    The Trump administration has made several moves to punish China over what he says is its failure to take early action to halt the pandemic and has accused it of stealing trade secrets [File: Tyrone Siu/Reuters]

    President Donald Trump said that the trade accord with China means "much less to me" because of what he called that country's role in the spread of the coronavirus.

    The president, at a White House coronavirus briefing on Thursday evening, again complained that the U.S. had to shut down its economy to protect against the virus.

    "The trade deal means less to me now than when I made it," Trump said.

    Trump has sought to pin blame on China for the outbreak as polls show a growing number of voters disapprove of his handling of the pandemic.

    The president has taken a number of actions designed to punish the Beijing government over the virus and other issues, including its efforts to curtail political freedoms in Hong Kong and the detention of roughly 1 million minority Muslims.

    Trump ordered an end to Hong Kong's special status after determining that a new Chinese national security law meant that the former British colony was no longer autonomous. He also signed a law authorizing sanctions against officials responsible for cracking down on political dissent in the city, weeks after he signed a similar law aimed at those involved in repressing Uighur Muslims.

    And this week, in one of the biggest threats to diplomatic ties between the countries in decades, the U.S. gave China three days to close down its consulate in Houston, the fourth largest American city.

    The State Department said it had ordered the shutdown "to protect American intellectual property and Americans' private information," without giving more details. China has vowed to retaliate.
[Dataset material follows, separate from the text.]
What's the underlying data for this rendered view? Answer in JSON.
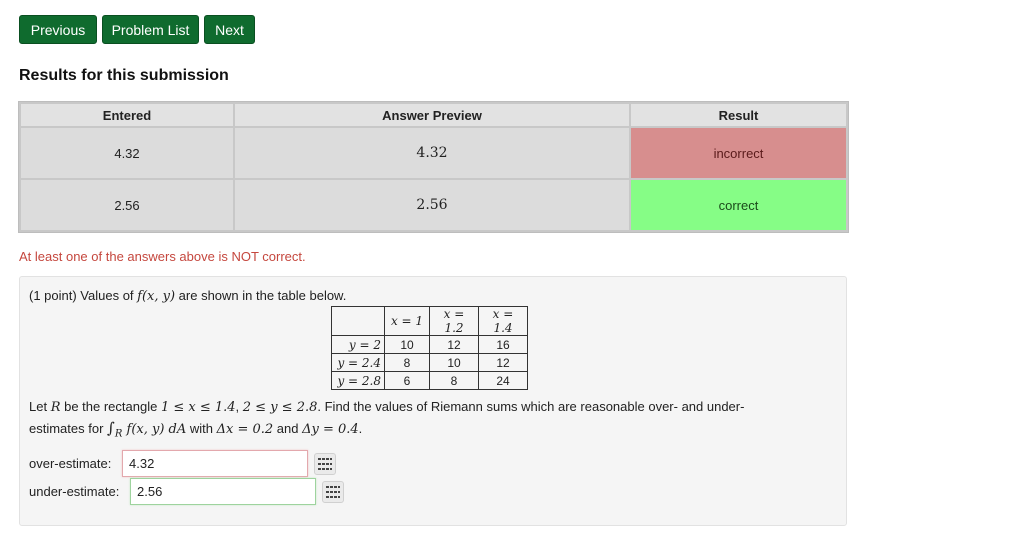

    The U.S. Justice Department has also intensified a crackdown on Chinese hackers and researchers. On Tuesday, the department accused two men of working with the Chinese government to target companies developing vaccines for the coronavirus and stealing hundreds of millions of dollars worth of intellectual property and trade secrets from companies across the world.

    Yet the president has indicated to aides that he doesn't want to further escalate tensions with Beijing, and has ruled out for now additional sanctions on other top Chinese officials, according to people familiar with the matter.

    Inflaming the conflict with China could create new headwinds for the U.S. economy, which has already been battered by the pandemic, and possibly upend the trade agreement that Trump brokered with Chinese President Xi Jingping.

    SOURCE: Bloomberg